Miss Emily Grierson, the protagonist of William Faulkner’s “A Rose for Emily,” is an uncommon character in the sense that she is depressed, withdrawn, and ill. Separated in her daddy’s decaying estate in Jefferson, Mississippi, reluctant to accept the passing of time, Miss Emily shows numerous signs of a mental disorder. Throughout the story, Miss Emily is living all alone (other than for her servant, Tobe) in her departed father’s rotting mansion.
Miss Emily’s story is informed by the townspeople, who are very thinking about the uncommon characteristics that Miss Emily shows.
Miss Emily declines to alter with the town and the times, and stubbornly clings to the past. She is a lonesome female due to the fact that her father frightened all of her suitors away when she was more youthful. All alone and psychologically ill, Miss Emily shows that she is mentally ill through her sad, persistent efforts to hold on to the past. Miss Emily shows her first indications of being not able to change with the times at the beginning of the story, when she declines to pay her taxes and give her home a mailbox. The members of the Board of Alderman see Miss Emily to collect her taxes, she is really offended at the action.
Miss Emily firmly insists that she is not required to pay taxes in the city of Jefferson and that the authorities can talk with Colonel Sartoris about the issue. Nevertheless, at the time of this conversation, Colonel Sartoris has actually been dead for almost a decade. Miss Emily struggles with progressing with time because she does not wish to alter. She does not want to face the reality that she is all alone and unhappy. Miss Emily is unable to manage the loss of her dad, who was the only male in her life, and this is the primary cause of Miss Emily’s mental disorder.
The story then jumps forward about thirty years, and the townspeople recall another occurrence of Miss Emily being gone to by town officials. At this time, Miss Emily’s daddy, Mr. Grierson, has actually simply died, and there is a horrible smell originating from the mansion. Judge Stevens, the town mayor who pity’s Miss Emily chooses to resolve the problem by spraying lime in her yard, instead of to confront her. At this moment in the story, the townspeople feel sorry for Miss Emily since she is thirty years of ages, and still single because her father never allowed her to date or wed.
The next day, the women from Jefferson pay a visit to Miss Emily to offer acknowledgements from her daddy’s death. Miss Emily declines to admit that her daddy is dead, and holds on to the body for 3 days prior to lastly turning it over for the funeral service. The smell originating from the Grierson home, most likely from her dad’s rotting remains, shows Miss Emily’s failure to let go of the past and carry on with the future. Later in the story, Miss Emily becomes extremely friendly with a construction foreman, Homer Barron.

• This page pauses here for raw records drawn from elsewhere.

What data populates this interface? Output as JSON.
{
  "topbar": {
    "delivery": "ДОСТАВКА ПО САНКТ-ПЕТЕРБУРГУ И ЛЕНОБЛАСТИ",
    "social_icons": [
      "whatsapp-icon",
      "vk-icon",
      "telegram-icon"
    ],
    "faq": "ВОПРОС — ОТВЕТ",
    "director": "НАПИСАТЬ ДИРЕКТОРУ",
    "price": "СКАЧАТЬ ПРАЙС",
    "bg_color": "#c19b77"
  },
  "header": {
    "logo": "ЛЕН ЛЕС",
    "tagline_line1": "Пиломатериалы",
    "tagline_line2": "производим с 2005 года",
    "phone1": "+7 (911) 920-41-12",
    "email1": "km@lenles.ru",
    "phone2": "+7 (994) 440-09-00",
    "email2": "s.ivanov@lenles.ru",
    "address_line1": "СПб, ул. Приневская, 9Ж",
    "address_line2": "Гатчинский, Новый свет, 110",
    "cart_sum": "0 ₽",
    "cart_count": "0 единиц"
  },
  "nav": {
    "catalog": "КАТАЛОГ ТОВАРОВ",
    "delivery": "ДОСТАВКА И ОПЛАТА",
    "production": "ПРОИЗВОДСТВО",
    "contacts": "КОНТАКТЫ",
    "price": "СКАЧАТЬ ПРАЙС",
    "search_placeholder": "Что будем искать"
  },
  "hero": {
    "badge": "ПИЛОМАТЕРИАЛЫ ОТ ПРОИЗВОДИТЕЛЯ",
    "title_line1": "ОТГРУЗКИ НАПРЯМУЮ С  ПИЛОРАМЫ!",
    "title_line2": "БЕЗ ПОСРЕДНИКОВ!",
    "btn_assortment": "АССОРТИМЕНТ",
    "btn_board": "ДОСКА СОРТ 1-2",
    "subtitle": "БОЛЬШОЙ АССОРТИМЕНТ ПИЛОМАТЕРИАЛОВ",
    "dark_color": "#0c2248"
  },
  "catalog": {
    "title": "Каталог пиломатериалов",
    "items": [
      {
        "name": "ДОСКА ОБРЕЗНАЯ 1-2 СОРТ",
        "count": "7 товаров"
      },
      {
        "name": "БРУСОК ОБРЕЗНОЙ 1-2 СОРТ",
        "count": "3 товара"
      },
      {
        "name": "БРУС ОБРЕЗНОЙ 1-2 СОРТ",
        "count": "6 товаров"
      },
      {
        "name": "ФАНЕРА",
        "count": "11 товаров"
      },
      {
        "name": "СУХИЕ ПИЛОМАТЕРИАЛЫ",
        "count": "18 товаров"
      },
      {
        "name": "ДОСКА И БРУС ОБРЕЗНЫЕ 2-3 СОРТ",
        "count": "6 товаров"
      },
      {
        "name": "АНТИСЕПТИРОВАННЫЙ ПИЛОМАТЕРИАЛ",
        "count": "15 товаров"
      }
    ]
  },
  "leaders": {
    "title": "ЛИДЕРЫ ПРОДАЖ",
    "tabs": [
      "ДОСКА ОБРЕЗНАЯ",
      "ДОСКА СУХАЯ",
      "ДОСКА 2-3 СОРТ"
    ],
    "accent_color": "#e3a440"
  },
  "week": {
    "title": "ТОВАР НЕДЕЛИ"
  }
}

The townspeople presume that Miss Emily is hanging around with this gentleman since she was never ever permitted to date when her daddy lived, and the pity her since Homer is listed below her social class. As Miss Emily and Homer Barron continue to see each other, Miss Emily goes to the local pharmacy to purchase arsenic, with no explanation. The next day, the bundle is delivered to her house with a note stating the arsenic is for rats. After Miss Emily purchases a sliver toilet set that is monogrammed with Homer’s initials, the townspeople presume that Miss Emily and Homer have actually gotten married.
Soon after, Homer comes home one day, and never leaves again. Miss Emily’s look quickly rots along with her house. Nobody from the town ever saw Miss Emily or Homer again, up until her death at age seventy-four. When the townspeople entered the Grierson house for the funeral service, the townspeople discover a space that appears to have been untouched for a variety of years. Inside the space, the townspeople see Homer Barron’s dead corpse laid in the bed with an iron gray hair on the pillow next to him from Miss Emily’s latter part of life.
Miss Emily was unable to confess to the loss of both her daddy and Homer Barron due to the fact that she had a hard hold on the past, and refused to let go of it till she finally passed away. Miss Emily was an unfortunate character, since she was depressed, psychologically ill, and not able to comprehend the passage of time. It is seen by the townspeople through her actions that she was extremely sad and lonesome, and willing to go to fantastic lengths to keep from being alone. Faulkner showed the struggle that Miss Emily had with this through her absence of maintenance to her home, her inability to change with the town of Jefferson, and her refusal to let go of her departed liked ones.